BENGALURU: After imposing a dress code for devotees visiting the renowned Shree Mangaladevi temple in Mangaluru recently, right-wing activists have now done the same at the Shree Kalikamba temple. A board at the entrance of the temple in Kengeri announces to people what is right to wear and what not while getting in, and declares that the dress code be strictly followed.Recently, a group of women were seen at the temple in Kengeri telling devotees to dress properly when they visit the temple. The move comes, according to sources, following the demand from Ranaragini – a women-only Hindutva group that was formed in April.
Speaking of their diktat, Bhavya Gowda of Ranaragini said, “We want to create awareness among people to come in traditional Indian attire while visiting temples. This is essentially to maintain the sanctity of a temple. Men should ideally wear pyjamas, dhoti etc and women should come in a saree or churidhar and thus, protect our culture.”
The dress code bans devotees from going into a temple in shorts, jeans or tee-shirts.
Earlier, the group had submitted a memorandum to the trustee of the Mangaladevi temple to display the request to devotees to follow a dress code both in the sanctum sanctorum and courtyard of the temple. Of this, Mohan Gowda, Bengaluru coordinator of the Hindu Janajagruti Samiti, said, “These days, due to ignorance, both men and women wear vulgar clothes to temple. This is why we decided to start a campaign all over the state. We have been getting a lot of support from temples across the state and from those in Bengaluru.”
Mahadevaiah, president of the Kalikamba temple trust told BM, “We have been requesting visitors to follow the dress code and on Friday right-wing activists created awareness on the same among visitors of the temple. They also spoke about traditional values and how one should follow a code of conduct inside a temple. This is extremely essential to maintain the sanctity of the temple.”
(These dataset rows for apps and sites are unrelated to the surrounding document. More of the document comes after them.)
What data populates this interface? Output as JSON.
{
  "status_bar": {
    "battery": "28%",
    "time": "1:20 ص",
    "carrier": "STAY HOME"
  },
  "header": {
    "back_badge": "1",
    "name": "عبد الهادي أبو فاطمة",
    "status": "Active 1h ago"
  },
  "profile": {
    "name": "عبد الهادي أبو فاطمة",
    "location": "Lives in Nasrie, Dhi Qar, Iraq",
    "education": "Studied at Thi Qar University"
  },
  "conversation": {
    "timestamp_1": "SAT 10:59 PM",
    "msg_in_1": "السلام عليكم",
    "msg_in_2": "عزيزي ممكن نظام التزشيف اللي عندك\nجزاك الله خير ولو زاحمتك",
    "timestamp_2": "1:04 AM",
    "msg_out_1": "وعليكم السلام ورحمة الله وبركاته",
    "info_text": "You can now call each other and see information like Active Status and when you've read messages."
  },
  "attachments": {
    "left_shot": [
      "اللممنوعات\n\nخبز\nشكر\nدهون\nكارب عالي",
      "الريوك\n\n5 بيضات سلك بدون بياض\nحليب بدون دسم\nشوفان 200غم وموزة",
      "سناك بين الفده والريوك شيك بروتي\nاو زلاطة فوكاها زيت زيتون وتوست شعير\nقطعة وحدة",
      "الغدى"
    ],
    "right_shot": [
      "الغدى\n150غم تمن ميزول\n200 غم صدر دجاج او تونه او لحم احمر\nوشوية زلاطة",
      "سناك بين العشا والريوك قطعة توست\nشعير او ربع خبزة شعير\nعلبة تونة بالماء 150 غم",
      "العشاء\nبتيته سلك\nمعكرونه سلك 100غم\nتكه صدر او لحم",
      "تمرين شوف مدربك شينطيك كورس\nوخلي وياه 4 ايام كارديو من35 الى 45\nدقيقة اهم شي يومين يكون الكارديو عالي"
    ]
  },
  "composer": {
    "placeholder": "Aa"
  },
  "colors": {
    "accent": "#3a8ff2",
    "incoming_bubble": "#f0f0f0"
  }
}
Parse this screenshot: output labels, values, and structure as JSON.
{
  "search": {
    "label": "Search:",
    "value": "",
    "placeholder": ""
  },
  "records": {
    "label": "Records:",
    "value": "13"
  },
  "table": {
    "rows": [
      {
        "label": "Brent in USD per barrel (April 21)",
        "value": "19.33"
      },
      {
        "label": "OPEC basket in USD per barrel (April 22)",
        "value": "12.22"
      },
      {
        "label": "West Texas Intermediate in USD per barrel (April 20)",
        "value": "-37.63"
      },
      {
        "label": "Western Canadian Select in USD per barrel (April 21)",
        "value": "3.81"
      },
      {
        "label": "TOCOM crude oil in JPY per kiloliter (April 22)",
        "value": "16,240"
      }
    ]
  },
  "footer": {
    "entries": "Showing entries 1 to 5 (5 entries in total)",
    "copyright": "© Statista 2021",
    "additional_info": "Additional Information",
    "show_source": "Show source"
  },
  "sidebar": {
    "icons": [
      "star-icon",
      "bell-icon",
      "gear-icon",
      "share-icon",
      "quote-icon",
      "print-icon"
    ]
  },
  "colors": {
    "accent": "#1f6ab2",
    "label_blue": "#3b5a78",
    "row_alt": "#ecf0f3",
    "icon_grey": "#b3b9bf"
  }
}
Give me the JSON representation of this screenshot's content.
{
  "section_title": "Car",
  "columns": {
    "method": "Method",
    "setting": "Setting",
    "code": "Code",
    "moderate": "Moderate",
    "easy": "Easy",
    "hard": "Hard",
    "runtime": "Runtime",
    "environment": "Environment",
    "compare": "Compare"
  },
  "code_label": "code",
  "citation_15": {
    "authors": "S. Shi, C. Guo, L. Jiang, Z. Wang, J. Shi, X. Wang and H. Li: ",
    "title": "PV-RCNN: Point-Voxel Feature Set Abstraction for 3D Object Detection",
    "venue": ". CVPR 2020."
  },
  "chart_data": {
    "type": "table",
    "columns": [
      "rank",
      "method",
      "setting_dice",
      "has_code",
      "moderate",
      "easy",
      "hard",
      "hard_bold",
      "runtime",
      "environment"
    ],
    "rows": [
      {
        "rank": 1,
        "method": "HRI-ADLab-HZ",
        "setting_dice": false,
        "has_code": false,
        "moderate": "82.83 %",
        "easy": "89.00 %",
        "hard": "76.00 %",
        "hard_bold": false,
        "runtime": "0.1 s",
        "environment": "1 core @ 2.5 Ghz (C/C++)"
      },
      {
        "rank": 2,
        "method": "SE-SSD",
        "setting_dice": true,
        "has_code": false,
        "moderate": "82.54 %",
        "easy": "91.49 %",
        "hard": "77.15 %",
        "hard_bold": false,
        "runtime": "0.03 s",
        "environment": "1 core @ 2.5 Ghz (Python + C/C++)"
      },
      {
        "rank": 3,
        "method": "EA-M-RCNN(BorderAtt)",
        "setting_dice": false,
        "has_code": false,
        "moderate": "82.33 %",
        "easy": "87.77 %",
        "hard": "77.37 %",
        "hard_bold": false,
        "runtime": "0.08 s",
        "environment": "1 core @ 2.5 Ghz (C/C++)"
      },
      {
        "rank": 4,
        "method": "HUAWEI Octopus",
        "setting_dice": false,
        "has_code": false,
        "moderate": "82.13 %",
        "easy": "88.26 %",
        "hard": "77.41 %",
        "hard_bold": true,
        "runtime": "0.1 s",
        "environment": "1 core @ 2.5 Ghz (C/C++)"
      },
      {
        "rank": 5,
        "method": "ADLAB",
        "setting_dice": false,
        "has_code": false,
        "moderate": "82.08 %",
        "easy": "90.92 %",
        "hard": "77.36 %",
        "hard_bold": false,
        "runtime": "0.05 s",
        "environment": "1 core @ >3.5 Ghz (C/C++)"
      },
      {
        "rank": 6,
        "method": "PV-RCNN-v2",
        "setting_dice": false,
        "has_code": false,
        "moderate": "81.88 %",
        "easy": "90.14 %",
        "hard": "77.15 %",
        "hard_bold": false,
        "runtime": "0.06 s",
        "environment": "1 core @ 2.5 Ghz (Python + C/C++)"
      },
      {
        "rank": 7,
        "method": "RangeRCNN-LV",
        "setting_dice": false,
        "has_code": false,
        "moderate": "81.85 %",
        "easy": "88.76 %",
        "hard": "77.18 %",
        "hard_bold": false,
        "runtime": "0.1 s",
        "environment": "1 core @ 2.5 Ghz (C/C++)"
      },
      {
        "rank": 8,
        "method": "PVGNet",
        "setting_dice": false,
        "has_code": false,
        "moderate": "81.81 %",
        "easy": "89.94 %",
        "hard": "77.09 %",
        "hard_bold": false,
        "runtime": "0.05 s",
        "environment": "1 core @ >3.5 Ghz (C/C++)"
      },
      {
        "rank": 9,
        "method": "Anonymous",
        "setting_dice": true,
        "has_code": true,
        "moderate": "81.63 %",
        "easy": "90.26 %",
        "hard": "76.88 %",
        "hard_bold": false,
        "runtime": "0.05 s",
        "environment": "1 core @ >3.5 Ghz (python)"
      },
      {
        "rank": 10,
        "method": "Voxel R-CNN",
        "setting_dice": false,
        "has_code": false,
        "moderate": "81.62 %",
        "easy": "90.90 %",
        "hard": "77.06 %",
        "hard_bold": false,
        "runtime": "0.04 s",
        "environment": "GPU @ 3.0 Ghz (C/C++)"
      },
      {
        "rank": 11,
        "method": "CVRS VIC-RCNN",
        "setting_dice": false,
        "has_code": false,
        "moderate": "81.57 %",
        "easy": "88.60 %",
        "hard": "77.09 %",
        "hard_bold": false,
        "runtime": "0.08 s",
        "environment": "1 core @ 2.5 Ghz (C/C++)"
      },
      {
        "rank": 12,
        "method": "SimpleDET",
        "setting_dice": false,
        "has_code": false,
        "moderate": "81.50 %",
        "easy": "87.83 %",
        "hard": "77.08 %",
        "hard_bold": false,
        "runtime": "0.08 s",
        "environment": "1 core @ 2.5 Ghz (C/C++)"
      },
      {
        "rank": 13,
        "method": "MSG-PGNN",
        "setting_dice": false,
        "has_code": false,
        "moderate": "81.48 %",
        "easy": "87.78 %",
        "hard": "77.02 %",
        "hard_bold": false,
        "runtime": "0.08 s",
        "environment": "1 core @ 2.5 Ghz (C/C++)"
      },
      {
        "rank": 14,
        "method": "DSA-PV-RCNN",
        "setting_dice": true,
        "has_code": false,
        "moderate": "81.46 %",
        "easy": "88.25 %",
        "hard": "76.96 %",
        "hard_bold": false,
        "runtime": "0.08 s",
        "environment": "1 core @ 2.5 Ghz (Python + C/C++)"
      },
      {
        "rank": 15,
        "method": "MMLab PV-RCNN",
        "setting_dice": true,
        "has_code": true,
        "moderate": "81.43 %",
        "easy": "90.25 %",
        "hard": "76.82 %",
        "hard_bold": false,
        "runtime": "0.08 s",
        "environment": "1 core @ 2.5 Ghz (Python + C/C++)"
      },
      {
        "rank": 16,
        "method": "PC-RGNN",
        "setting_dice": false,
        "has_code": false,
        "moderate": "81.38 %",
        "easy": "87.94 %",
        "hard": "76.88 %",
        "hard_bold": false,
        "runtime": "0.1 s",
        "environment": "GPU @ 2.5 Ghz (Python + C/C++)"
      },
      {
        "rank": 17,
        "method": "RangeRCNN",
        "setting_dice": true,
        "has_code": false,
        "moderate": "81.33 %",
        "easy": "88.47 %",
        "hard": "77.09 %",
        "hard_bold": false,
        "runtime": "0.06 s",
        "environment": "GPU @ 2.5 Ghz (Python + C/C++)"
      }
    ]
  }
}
Coordinator of Forum against Atrocities on Women and Citizens Forum for Mangalore Development, Vidya Dinker begged to differ over the issue. “This is a ridiculous diktat. And if you insist on imposing a dress code on women visiting temples that you feel is appropriate to Indian culture, then what men are wearing to the temple (pants and jeans) is certainly not traditional attire. There cannot be discrimination amongst the devout. You cannot single out women for a particular dress code. I strongly object to this singling out of women for arbitrary restrictions. If they think that god or devotees are getting distracted by what women wear, then I would say, I am distracted by the priest doing the puja. He and men around me at temples are moving about topless .Don’t women have eyes and don’t we get distracted? The temple `archaks’ should be wearing kurtas or any other kind of traditional garment that hides their torso. We can also get distracted from our prayers looking at naked chests around us in temples. What is good for women is good for the men, and what some women and men want to impose on all women, I would like that to be imposed on our fellow men too. Only then would I even consider it without summarily rejecting any such initiative,” said Vidya.
Former Dakshina Kannada Child Welfare Committee chairperson and advocate Asha Nayak terms a temple a public place of worship.”Dress code is a personal issue. The belief is that god sees everybody as equal. Devotees go there for prayers. How one goes to the temple must be seen with a purity of heart and mind. This is a free country. It is also violation of the Constitution. Only in a homogenous institution like a school or a college, can authorities dictate terms,”she said.